|\(A\)||\(B\)||\(C\)||cause of fire|
|False||False||False||n/a - no fire|
|True||True||True||\(B\) and \(C\) (both are causes of the fire)|
|\(A^\prime\)||\(B^\prime\)||\(C^\prime\)||cause of survival|
|False||False||False||n/a - no survival|
|True||True||False||\(B^\prime\) (failure of assassin)|
|True||True||True||\(B^\prime\) and \(C^\prime\)? Just \(B^\prime\)?|
The very last case is the interesting one—can we say that a bodyguard additionally caused my survival if it’s already true there is no poison in the drink? If we only wanted consistency with the model that works on the forest fire case, we’d have to say yes. This is one of those times where intuition and a model clash, but I believe that here the intuition should actually win. What we mean by “caused” is different from what happens when a bodyguard adds antidote to an unpoisoned drink. I think this says something interesting about causality—just because we model all the possible events correctly, that doesn’t mean we’ve captured the full causal structure. Despite the exact same equations of boolean logic, these cases feel very different.
How might we fix our model to better capture the difference between these two situations? One thing we might do is add an additional variable \(D\) to the causal network, describing whether the actions of \(C\) are of the first type (arson causes fire, no matter if something else does as well) or the second (antidote addition does not cause survival unless poison is also in the drink). This works alright, and only adds a bit of complexity to the model. It’s not as satisfying as the other answer Halpern presents, though.
There is an important difference between starting a fire and continuing your survival that isn’t described by the simple equation above. In some sense, survival was “expected” anyways, whereas fire was not, and “had to be caused”. In the world of the unpoisoned drink, when we attempt to say the bodyguard “caused survival”, we’re essentially saying that the guard caused something that was certainly going to happen anyways (in our simplified, model universe). This difference is captured by a concept called “normality”. Normally, fires don’t just start, so additional causes still seem to us to count as causes. However, normally your survival happens without any “cause”, so introducing one seems to not really count as a cause.
Note that this point is kind of subtle. Once the failure of the assassin occurs, adding antidote or not is irrelevant to survival. However, the same is true in the forest fire case. Once lightning strikes, whether or not the arsonist dropped a match is irrelevant. Our assignment of the match-dropping as a cause, and antidote-adding as not a cause, has to bring in a new fact not captured by the previous model.
Of course, normality brings with it its own new set of problems. How do we determine what’s really more “normal” in every case? Count up possible worlds? There’s an intuitive idea (and one I find quite compelling) here that’s tricky to formalize, and might not provide answers in every case.

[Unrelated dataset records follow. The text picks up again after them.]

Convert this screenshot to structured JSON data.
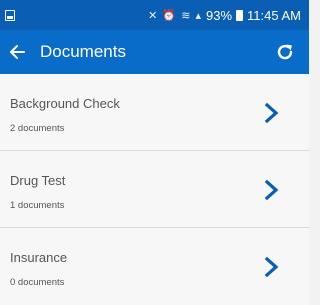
{
  "status_bar": {
    "time": "11:45 AM",
    "battery_percent": "93%",
    "icons": [
      "notification-icon",
      "mute-icon",
      "alarm-icon",
      "wifi-icon",
      "signal-icon",
      "battery-icon"
    ]
  },
  "app_bar": {
    "title": "Documents",
    "back_icon": "arrow-left-icon",
    "refresh_icon": "refresh-icon"
  },
  "colors": {
    "status_bar": "#0a5fb4",
    "app_bar": "#0a6cc9",
    "chevron": "#0a5fb4",
    "text": "#555555"
  },
  "documents": [
    {
      "title": "Background Check",
      "count_text": "2 documents"
    },
    {
      "title": "Drug Test",
      "count_text": "1 documents"
    },
    {
      "title": "Insurance",
      "count_text": "0 documents"
    }
  ]
}
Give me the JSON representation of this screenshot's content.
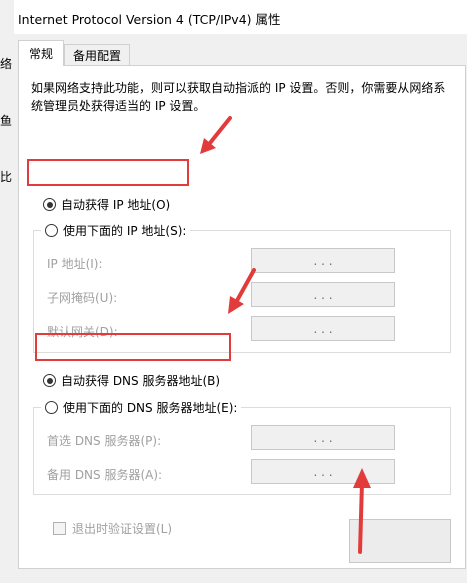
{
  "window": {
    "title": "Internet Protocol Version 4 (TCP/IPv4) 属性"
  },
  "background_chars": [
    "络",
    "鱼",
    "比"
  ],
  "tabs": [
    {
      "label": "常规"
    },
    {
      "label": "备用配置"
    }
  ],
  "general": {
    "description": "如果网络支持此功能，则可以获取自动指派的 IP 设置。否则，你需要从网络系统管理员处获得适当的 IP 设置。",
    "ip": {
      "auto_label": "自动获得 IP 地址(O)",
      "manual_label": "使用下面的 IP 地址(S):",
      "mode": "auto",
      "fields": [
        {
          "label": "IP 地址(I):",
          "value": ". . ."
        },
        {
          "label": "子网掩码(U):",
          "value": ". . ."
        },
        {
          "label": "默认网关(D):",
          "value": ". . ."
        }
      ]
    },
    "dns": {
      "auto_label": "自动获得 DNS 服务器地址(B)",
      "manual_label": "使用下面的 DNS 服务器地址(E):",
      "mode": "auto",
      "fields": [
        {
          "label": "首选 DNS 服务器(P):",
          "value": ". . ."
        },
        {
          "label": "备用 DNS 服务器(A):",
          "value": ". . ."
        }
      ]
    },
    "validate_label": "退出时验证设置(L)"
  },
  "annotation_color": "#e23b3b"
}
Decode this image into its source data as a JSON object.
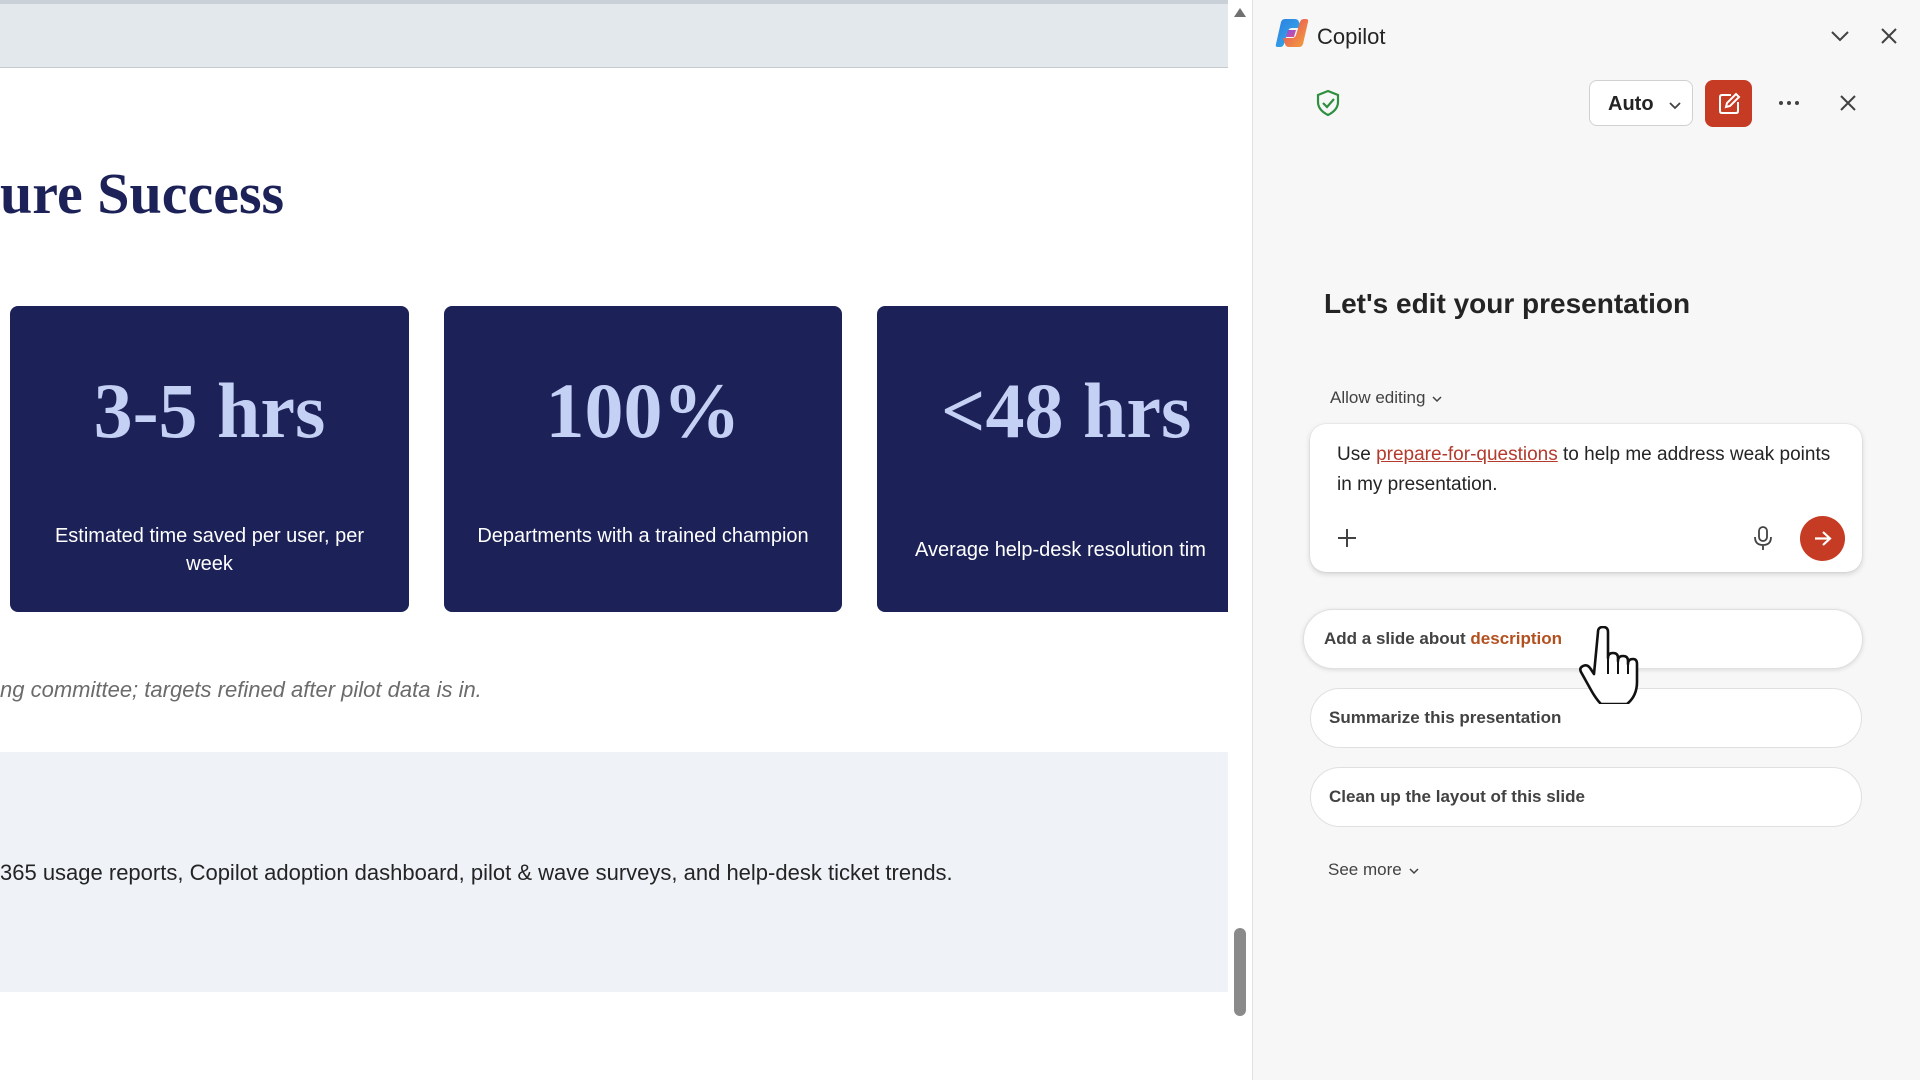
{
  "slide": {
    "heading": "ure Success",
    "metrics": [
      {
        "value": "3-5 hrs",
        "label": "Estimated time saved per user, per week"
      },
      {
        "value": "100%",
        "label": "Departments with a trained champion"
      },
      {
        "value": "<48 hrs",
        "label": "Average help-desk resolution tim"
      }
    ],
    "note": "ng committee; targets refined after pilot data is in.",
    "sources": "365 usage reports, Copilot adoption dashboard, pilot & wave surveys, and help-desk ticket trends."
  },
  "copilot": {
    "app_title": "Copilot",
    "mode_label": "Auto",
    "greeting": "Let's edit your presentation",
    "allow_editing": "Allow editing",
    "prompt": {
      "before": "Use ",
      "link": "prepare-for-questions",
      "after": " to help me address weak points in my presentation."
    },
    "suggestions": [
      {
        "text": "Add a slide about ",
        "placeholder": "description"
      },
      {
        "text": "Summarize this presentation"
      },
      {
        "text": "Clean up the layout of this slide"
      }
    ],
    "see_more": "See more"
  },
  "colors": {
    "navy": "#1c2157",
    "metric_value": "#c5d0f5",
    "accent": "#c63b23",
    "link": "#b33a2d",
    "shield": "#2e8f3e"
  },
  "icons": [
    "copilot-logo-icon",
    "chevron-down-icon",
    "close-icon",
    "shield-check-icon",
    "edit-icon",
    "more-icon",
    "plus-icon",
    "microphone-icon",
    "arrow-right-icon",
    "hand-pointer-cursor-icon"
  ]
}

However, the important bit of learning for me was that the nature of causality in simple situations is not super easily captured by simple propositional logic—I might naively have guessed otherwise.
Actual Causality. Joseph Y. Halpern. MIT Press. 2016.↩︎